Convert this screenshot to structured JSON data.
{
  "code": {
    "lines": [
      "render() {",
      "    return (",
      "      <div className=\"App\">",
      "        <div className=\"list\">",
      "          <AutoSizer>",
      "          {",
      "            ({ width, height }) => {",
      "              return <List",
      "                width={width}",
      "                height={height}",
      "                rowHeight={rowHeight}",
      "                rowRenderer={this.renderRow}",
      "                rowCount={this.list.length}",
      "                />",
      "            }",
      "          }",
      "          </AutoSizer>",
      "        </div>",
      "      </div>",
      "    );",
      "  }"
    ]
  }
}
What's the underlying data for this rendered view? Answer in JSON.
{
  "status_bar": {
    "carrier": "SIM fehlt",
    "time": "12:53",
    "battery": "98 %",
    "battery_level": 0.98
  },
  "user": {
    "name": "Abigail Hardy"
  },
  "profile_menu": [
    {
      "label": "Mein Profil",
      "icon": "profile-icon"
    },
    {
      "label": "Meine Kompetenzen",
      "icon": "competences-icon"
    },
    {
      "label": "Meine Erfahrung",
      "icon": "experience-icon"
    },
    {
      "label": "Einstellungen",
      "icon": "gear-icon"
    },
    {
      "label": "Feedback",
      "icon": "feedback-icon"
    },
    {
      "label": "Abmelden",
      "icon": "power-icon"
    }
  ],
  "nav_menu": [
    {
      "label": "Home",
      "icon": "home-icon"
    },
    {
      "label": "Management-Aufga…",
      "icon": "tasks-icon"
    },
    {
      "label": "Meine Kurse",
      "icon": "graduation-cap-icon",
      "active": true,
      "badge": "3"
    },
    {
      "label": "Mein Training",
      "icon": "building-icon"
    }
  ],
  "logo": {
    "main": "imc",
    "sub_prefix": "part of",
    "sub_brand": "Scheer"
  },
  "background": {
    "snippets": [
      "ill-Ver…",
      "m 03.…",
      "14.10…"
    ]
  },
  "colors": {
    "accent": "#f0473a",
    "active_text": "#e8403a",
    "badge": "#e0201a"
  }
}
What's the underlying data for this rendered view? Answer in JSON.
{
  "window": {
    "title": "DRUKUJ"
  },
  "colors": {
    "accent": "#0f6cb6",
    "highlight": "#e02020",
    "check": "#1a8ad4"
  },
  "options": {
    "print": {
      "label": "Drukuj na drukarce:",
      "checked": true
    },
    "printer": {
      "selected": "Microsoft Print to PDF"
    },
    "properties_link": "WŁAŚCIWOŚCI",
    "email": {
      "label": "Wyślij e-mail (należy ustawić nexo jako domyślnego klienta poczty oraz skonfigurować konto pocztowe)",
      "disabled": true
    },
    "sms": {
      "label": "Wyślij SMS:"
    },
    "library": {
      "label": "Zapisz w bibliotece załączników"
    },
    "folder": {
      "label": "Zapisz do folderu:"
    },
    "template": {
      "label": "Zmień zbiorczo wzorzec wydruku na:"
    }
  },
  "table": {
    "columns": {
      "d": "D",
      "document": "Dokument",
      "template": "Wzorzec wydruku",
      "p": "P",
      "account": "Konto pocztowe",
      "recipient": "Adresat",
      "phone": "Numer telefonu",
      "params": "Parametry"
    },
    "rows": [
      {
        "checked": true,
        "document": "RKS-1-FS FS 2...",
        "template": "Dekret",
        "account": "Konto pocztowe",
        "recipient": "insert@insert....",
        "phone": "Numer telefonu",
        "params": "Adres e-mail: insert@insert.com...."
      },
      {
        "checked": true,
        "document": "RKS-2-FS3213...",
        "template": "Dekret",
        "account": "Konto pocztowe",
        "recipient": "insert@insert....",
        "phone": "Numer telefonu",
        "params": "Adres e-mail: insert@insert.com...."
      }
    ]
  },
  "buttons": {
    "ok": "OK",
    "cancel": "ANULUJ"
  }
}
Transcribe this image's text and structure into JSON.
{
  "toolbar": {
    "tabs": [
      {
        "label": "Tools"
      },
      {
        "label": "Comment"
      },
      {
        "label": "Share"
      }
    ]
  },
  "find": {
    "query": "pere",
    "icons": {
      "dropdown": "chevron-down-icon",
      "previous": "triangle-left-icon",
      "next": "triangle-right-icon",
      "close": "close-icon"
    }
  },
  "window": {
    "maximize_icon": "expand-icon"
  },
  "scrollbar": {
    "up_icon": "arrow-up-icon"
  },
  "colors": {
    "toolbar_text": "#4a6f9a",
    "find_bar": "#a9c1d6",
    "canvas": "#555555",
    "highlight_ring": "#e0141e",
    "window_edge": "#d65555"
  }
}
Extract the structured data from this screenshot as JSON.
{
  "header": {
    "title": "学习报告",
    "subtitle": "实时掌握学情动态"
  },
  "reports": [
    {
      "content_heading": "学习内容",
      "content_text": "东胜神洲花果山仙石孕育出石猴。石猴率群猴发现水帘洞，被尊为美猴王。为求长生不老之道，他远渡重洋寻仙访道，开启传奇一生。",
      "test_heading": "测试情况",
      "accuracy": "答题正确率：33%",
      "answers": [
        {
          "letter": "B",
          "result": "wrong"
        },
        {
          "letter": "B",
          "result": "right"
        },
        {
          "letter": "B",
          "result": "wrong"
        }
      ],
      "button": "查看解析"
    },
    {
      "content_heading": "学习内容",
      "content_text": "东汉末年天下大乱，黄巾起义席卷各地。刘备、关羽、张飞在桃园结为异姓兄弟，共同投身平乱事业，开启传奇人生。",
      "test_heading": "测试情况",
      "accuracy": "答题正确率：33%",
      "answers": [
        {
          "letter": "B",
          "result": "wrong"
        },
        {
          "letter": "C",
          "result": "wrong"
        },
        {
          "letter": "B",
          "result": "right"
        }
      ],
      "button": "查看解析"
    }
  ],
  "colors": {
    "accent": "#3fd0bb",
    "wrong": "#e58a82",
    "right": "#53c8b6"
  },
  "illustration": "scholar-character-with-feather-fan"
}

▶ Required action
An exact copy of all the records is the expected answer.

▶ Task answer
Convert this screenshot to structured JSON data.
{
  "code": {
    "lines": [
      "render() {",
      "    return (",
      "      <div className=\"App\">",
      "        <div className=\"list\">",
      "          <AutoSizer>",
      "          {",
      "            ({ width, height }) => {",
      "              return <List",
      "                width={width}",
      "                height={height}",
      "                rowHeight={rowHeight}",
      "                rowRenderer={this.renderRow}",
      "                rowCount={this.list.length}",
      "                />",
      "            }",
      "          }",
      "          </AutoSizer>",
      "        </div>",
      "      </div>",
      "    );",
      "  }"
    ]
  }
}
What's the underlying data for this rendered view? Answer in JSON.
{
  "status_bar": {
    "carrier": "SIM fehlt",
    "time": "12:53",
    "battery": "98 %",
    "battery_level": 0.98
  },
  "user": {
    "name": "Abigail Hardy"
  },
  "profile_menu": [
    {
      "label": "Mein Profil",
      "icon": "profile-icon"
    },
    {
      "label": "Meine Kompetenzen",
      "icon": "competences-icon"
    },
    {
      "label": "Meine Erfahrung",
      "icon": "experience-icon"
    },
    {
      "label": "Einstellungen",
      "icon": "gear-icon"
    },
    {
      "label": "Feedback",
      "icon": "feedback-icon"
    },
    {
      "label": "Abmelden",
      "icon": "power-icon"
    }
  ],
  "nav_menu": [
    {
      "label": "Home",
      "icon": "home-icon"
    },
    {
      "label": "Management-Aufga…",
      "icon": "tasks-icon"
    },
    {
      "label": "Meine Kurse",
      "icon": "graduation-cap-icon",
      "active": true,
      "badge": "3"
    },
    {
      "label": "Mein Training",
      "icon": "building-icon"
    }
  ],
  "logo": {
    "main": "imc",
    "sub_prefix": "part of",
    "sub_brand": "Scheer"
  },
  "background": {
    "snippets": [
      "ill-Ver…",
      "m 03.…",
      "14.10…"
    ]
  },
  "colors": {
    "accent": "#f0473a",
    "active_text": "#e8403a",
    "badge": "#e0201a"
  }
}
What's the underlying data for this rendered view? Answer in JSON.
{
  "window": {
    "title": "DRUKUJ"
  },
  "colors": {
    "accent": "#0f6cb6",
    "highlight": "#e02020",
    "check": "#1a8ad4"
  },
  "options": {
    "print": {
      "label": "Drukuj na drukarce:",
      "checked": true
    },
    "printer": {
      "selected": "Microsoft Print to PDF"
    },
    "properties_link": "WŁAŚCIWOŚCI",
    "email": {
      "label": "Wyślij e-mail (należy ustawić nexo jako domyślnego klienta poczty oraz skonfigurować konto pocztowe)",
      "disabled": true
    },
    "sms": {
      "label": "Wyślij SMS:"
    },
    "library": {
      "label": "Zapisz w bibliotece załączników"
    },
    "folder": {
      "label": "Zapisz do folderu:"
    },
    "template": {
      "label": "Zmień zbiorczo wzorzec wydruku na:"
    }
  },
  "table": {
    "columns": {
      "d": "D",
      "document": "Dokument",
      "template": "Wzorzec wydruku",
      "p": "P",
      "account": "Konto pocztowe",
      "recipient": "Adresat",
      "phone": "Numer telefonu",
      "params": "Parametry"
    },
    "rows": [
      {
        "checked": true,
        "document": "RKS-1-FS FS 2...",
        "template": "Dekret",
        "account": "Konto pocztowe",
        "recipient": "insert@insert....",
        "phone": "Numer telefonu",
        "params": "Adres e-mail: insert@insert.com...."
      },
      {
        "checked": true,
        "document": "RKS-2-FS3213...",
        "template": "Dekret",
        "account": "Konto pocztowe",
        "recipient": "insert@insert....",
        "phone": "Numer telefonu",
        "params": "Adres e-mail: insert@insert.com...."
      }
    ]
  },
  "buttons": {
    "ok": "OK",
    "cancel": "ANULUJ"
  }
}
Transcribe this image's text and structure into JSON.
{
  "toolbar": {
    "tabs": [
      {
        "label": "Tools"
      },
      {
        "label": "Comment"
      },
      {
        "label": "Share"
      }
    ]
  },
  "find": {
    "query": "pere",
    "icons": {
      "dropdown": "chevron-down-icon",
      "previous": "triangle-left-icon",
      "next": "triangle-right-icon",
      "close": "close-icon"
    }
  },
  "window": {
    "maximize_icon": "expand-icon"
  },
  "scrollbar": {
    "up_icon": "arrow-up-icon"
  },
  "colors": {
    "toolbar_text": "#4a6f9a",
    "find_bar": "#a9c1d6",
    "canvas": "#555555",
    "highlight_ring": "#e0141e",
    "window_edge": "#d65555"
  }
}
Extract the structured data from this screenshot as JSON.
{
  "header": {
    "title": "学习报告",
    "subtitle": "实时掌握学情动态"
  },
  "reports": [
    {
      "content_heading": "学习内容",
      "content_text": "东胜神洲花果山仙石孕育出石猴。石猴率群猴发现水帘洞，被尊为美猴王。为求长生不老之道，他远渡重洋寻仙访道，开启传奇一生。",
      "test_heading": "测试情况",
      "accuracy": "答题正确率：33%",
      "answers": [
        {
          "letter": "B",
          "result": "wrong"
        },
        {
          "letter": "B",
          "result": "right"
        },
        {
          "letter": "B",
          "result": "wrong"
        }
      ],
      "button": "查看解析"
    },
    {
      "content_heading": "学习内容",
      "content_text": "东汉末年天下大乱，黄巾起义席卷各地。刘备、关羽、张飞在桃园结为异姓兄弟，共同投身平乱事业，开启传奇人生。",
      "test_heading": "测试情况",
      "accuracy": "答题正确率：33%",
      "answers": [
        {
          "letter": "B",
          "result": "wrong"
        },
        {
          "letter": "C",
          "result": "wrong"
        },
        {
          "letter": "B",
          "result": "right"
        }
      ],
      "button": "查看解析"
    }
  ],
  "colors": {
    "accent": "#3fd0bb",
    "wrong": "#e58a82",
    "right": "#53c8b6"
  },
  "illustration": "scholar-character-with-feather-fan"
}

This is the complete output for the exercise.